One senses just how much B. Muze, author of The Shaman’s Apprentice, enjoyed writing this wonderful story. We enjoy The Shaman’s Apprentice all that much more, not just for its intricate plot line and the emotions stirred in us by the unforgettable characters, but also for how beautifully this story is written. At the center of the plot is Jovai, who doesn’t have a name when the story opens. That, in itself, is an interesting concept i.e. how does any young person feel, whether in the fantasy world of this story, or in today’s world, when he or she is nameless…has no identity, as it were?

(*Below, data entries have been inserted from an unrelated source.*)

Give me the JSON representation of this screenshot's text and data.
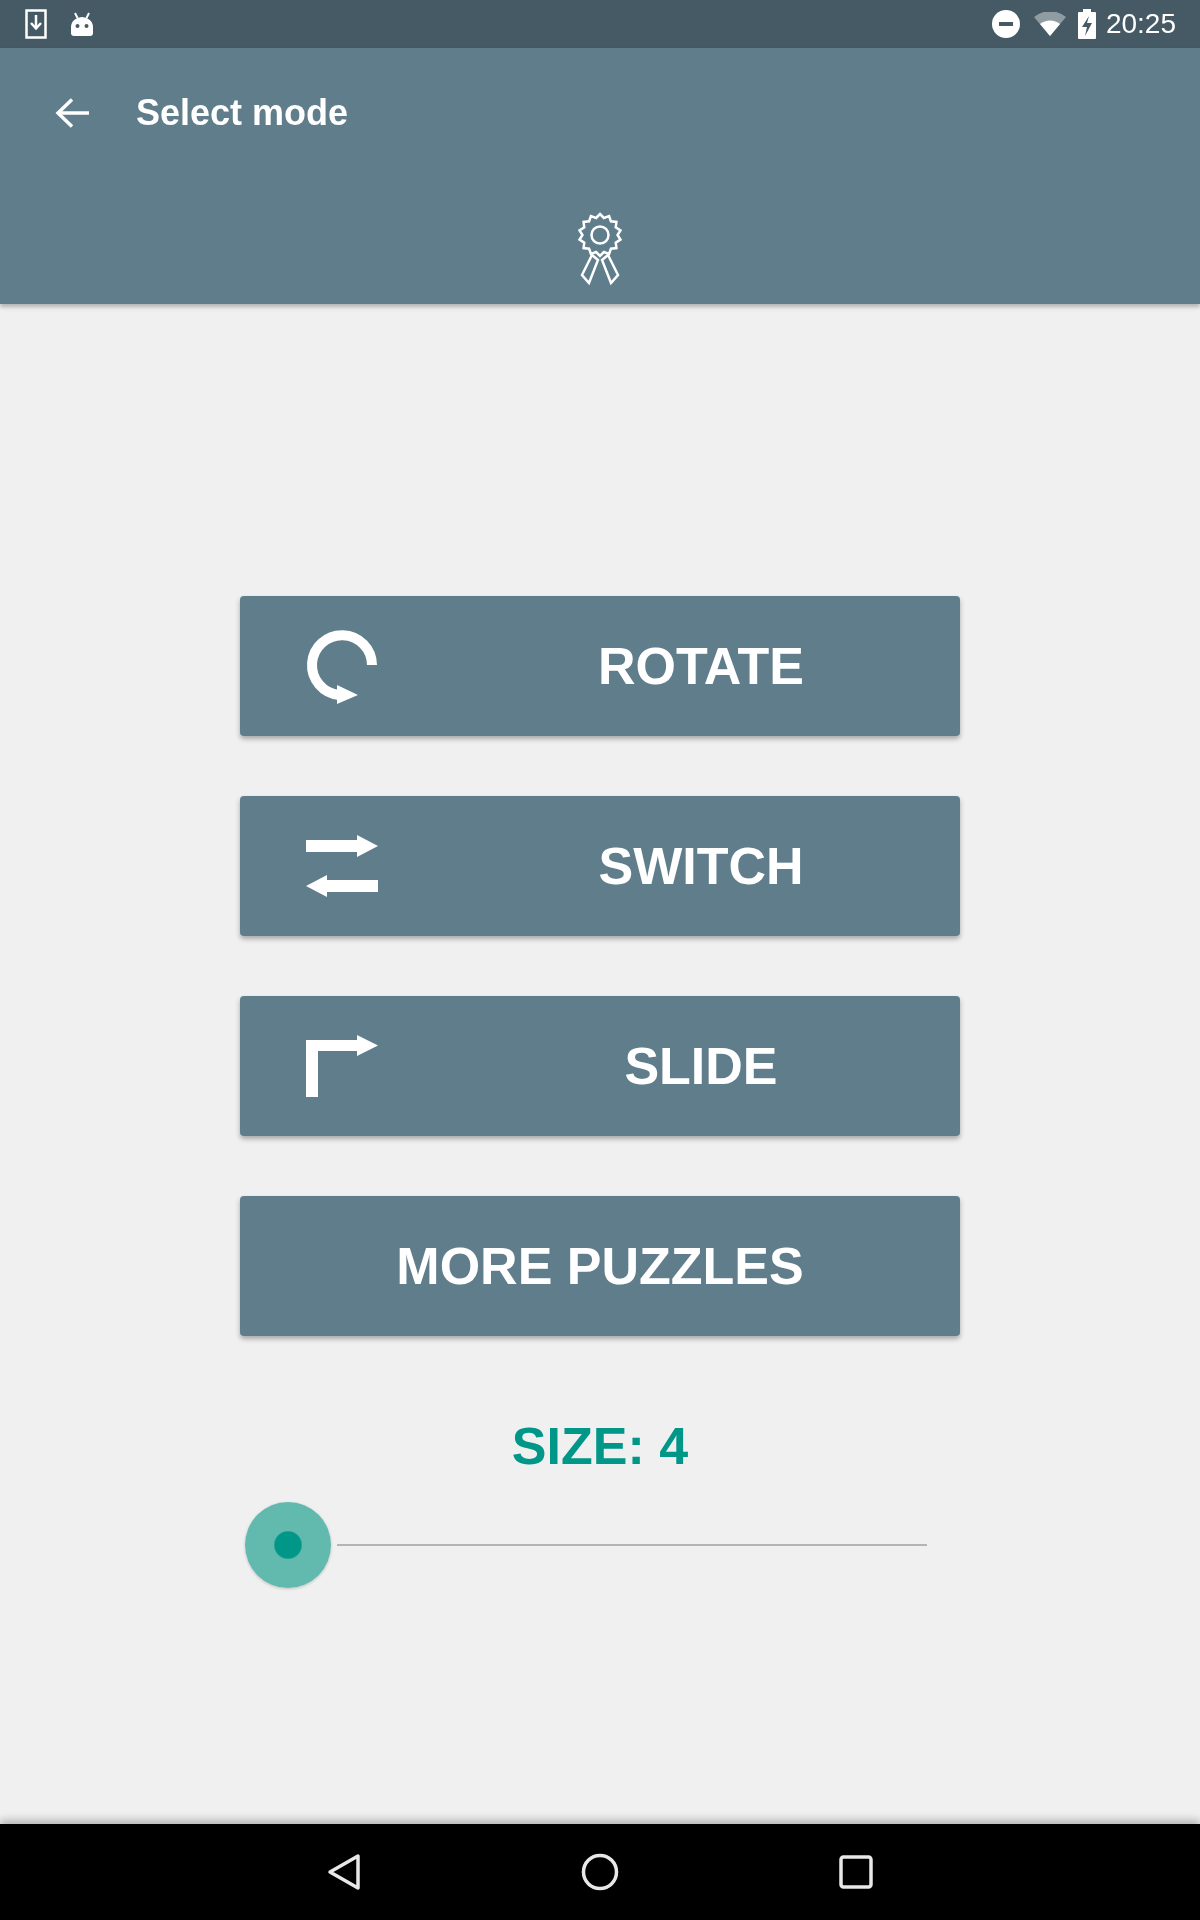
{
  "status_bar": {
    "time": "20:25"
  },
  "toolbar": {
    "title": "Select mode"
  },
  "mode_buttons": [
    {
      "label": "ROTATE",
      "kind": "rotate"
    },
    {
      "label": "SWITCH",
      "kind": "switch"
    },
    {
      "label": "SLIDE",
      "kind": "slide"
    },
    {
      "label": "MORE PUZZLES",
      "kind": "plain"
    }
  ],
  "size": {
    "label": "SIZE: 4",
    "level": 0
  }
}
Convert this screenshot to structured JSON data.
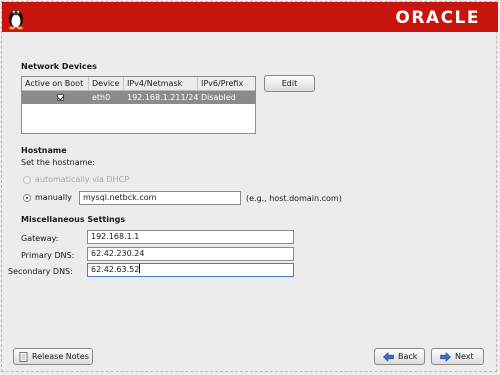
{
  "banner": {
    "brand": "ORACLE",
    "color": "#c8150d"
  },
  "network_devices": {
    "title": "Network Devices",
    "columns": [
      "Active on Boot",
      "Device",
      "IPv4/Netmask",
      "IPv6/Prefix"
    ],
    "rows": [
      {
        "active": true,
        "device": "eth0",
        "ipv4": "192.168.1.211/24",
        "ipv6": "Disabled"
      }
    ],
    "edit_button": "Edit"
  },
  "hostname": {
    "title": "Hostname",
    "prompt": "Set the hostname:",
    "option_dhcp": "automatically via DHCP",
    "option_manual": "manually",
    "manual_value": "mysql.netbck.com",
    "example": "(e.g., host.domain.com)"
  },
  "misc": {
    "title": "Miscellaneous Settings",
    "gateway_label": "Gateway:",
    "gateway_value": "192.168.1.1",
    "primary_dns_label": "Primary DNS:",
    "primary_dns_value": "62.42.230.24",
    "secondary_dns_label": "Secondary DNS:",
    "secondary_dns_value": "62.42.63.52"
  },
  "footer": {
    "release_notes": "Release Notes",
    "back": "Back",
    "next": "Next"
  }
}
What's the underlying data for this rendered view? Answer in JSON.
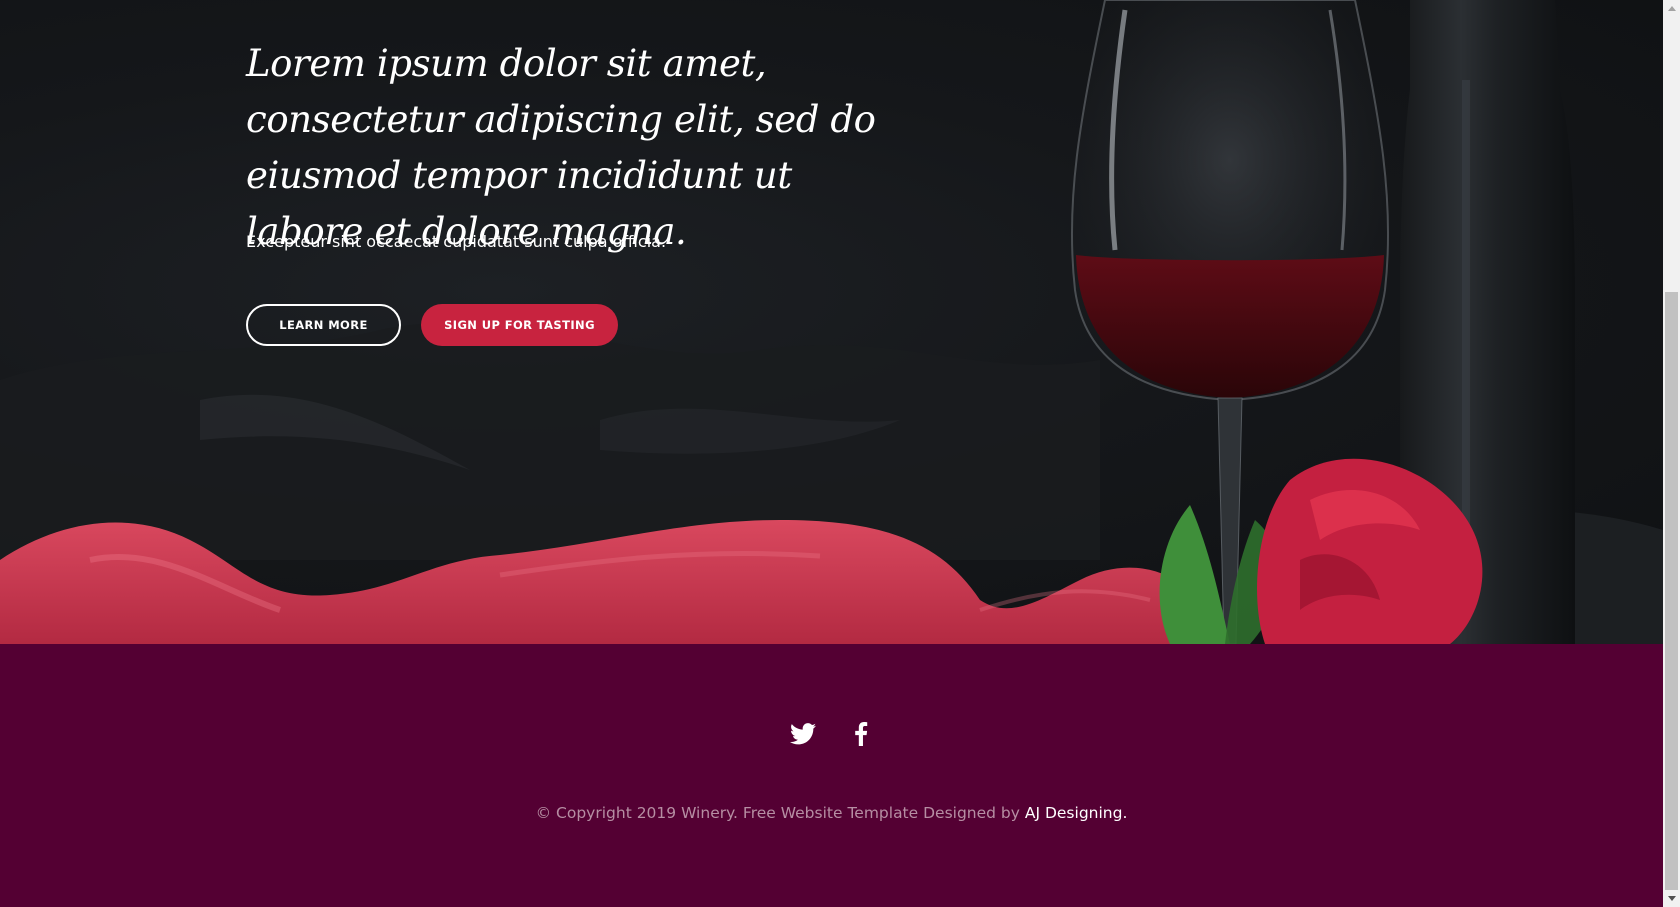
{
  "hero": {
    "title": "Lorem ipsum dolor sit amet, consectetur adipiscing elit, sed do eiusmod tempor incididunt ut labore et dolore magna.",
    "subtitle": "Excepteur sint occaecat cupidatat sunt culpa officia.",
    "learn_more_label": "LEARN MORE",
    "signup_label": "SIGN UP FOR TASTING",
    "background_image": "wine glass, bottle, red rose and red silk on dark background"
  },
  "footer": {
    "social": [
      {
        "icon": "twitter-icon"
      },
      {
        "icon": "facebook-icon"
      }
    ],
    "copyright_text": "© Copyright 2019 Winery. Free Website Template Designed by ",
    "designer_link": "AJ Designing."
  },
  "colors": {
    "accent": "#c8233f",
    "footer_bg": "#540033",
    "hero_bg": "#15171a",
    "copyright_text": "#b68ea3"
  }
}
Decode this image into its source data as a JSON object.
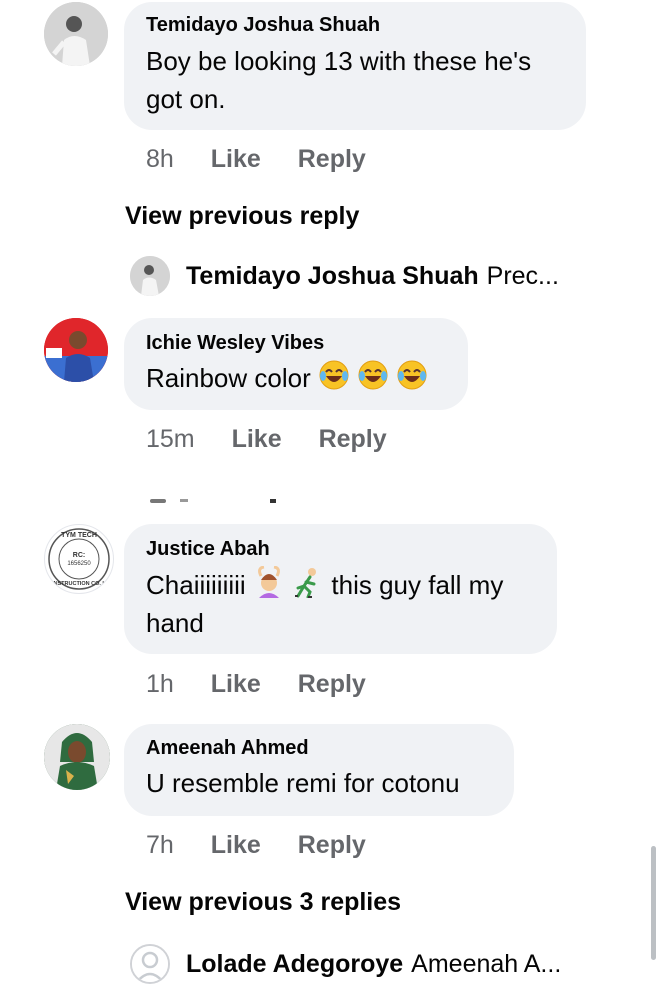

The ruling Shaman of Jovai’s tribe, Yaku, concedes to the wishes of the spirits that Jovai become his successor. There’s one problem: Jovai is female; a female Shaman is not pleasing nor acceptable to the tribe. But Yaku must do as the spirits have asked, so Jovai is taken from her family to be raised and taught by the Shaman. Once over her fear of the great Shaman, she proves a willing and very capable student. Jovai develops her mystical powers, listens closely to the sounds of the world around her, sounds the average person never hears, grows into womanhood, and becomes a healer like her master. But when the time comes to now present her to the spirits so she can receive her new Shaman name, Jovai’s world turns upside down. She begins an epic journey that carries her far from her master, her family and tribe. Though now not officially a Shaman, her Shaman-like abilities help her survive abuse, hunger, wild beasts and, even more than once, death.
Does Jovai’s journey end happily? Does she finally become a recognized Shaman? Does she ever get back home? B. Muze takes Jovai and readers into frightening landscapes, brutal and bloody battles, and gory mystical events as readers eagerly turn pages to find out. But while The Shaman’s Apprentice is a mystical, mythical fantasy, it’s also a clever allegory about the possible development of our own world, along with an exploration of current and past attitudes toward gender equality, or even identifying genders, an area very much under discussion nowadays. It’s also a reminder of just how much we miss really hearing and experiencing people and places around us as we rush through our busy lives. As such, it’s impossible to finish The Shaman’s Apprentice and not continue thinking about it. This story is so much more than a brilliantly written fantasy! Those readers who enjoy this book will be pleased to know that The Shaman’s Apprentice is part 1 of Jovai’s story. The continuation will be eagerly welcomed by fans of B. Muze’s writing. Terrific!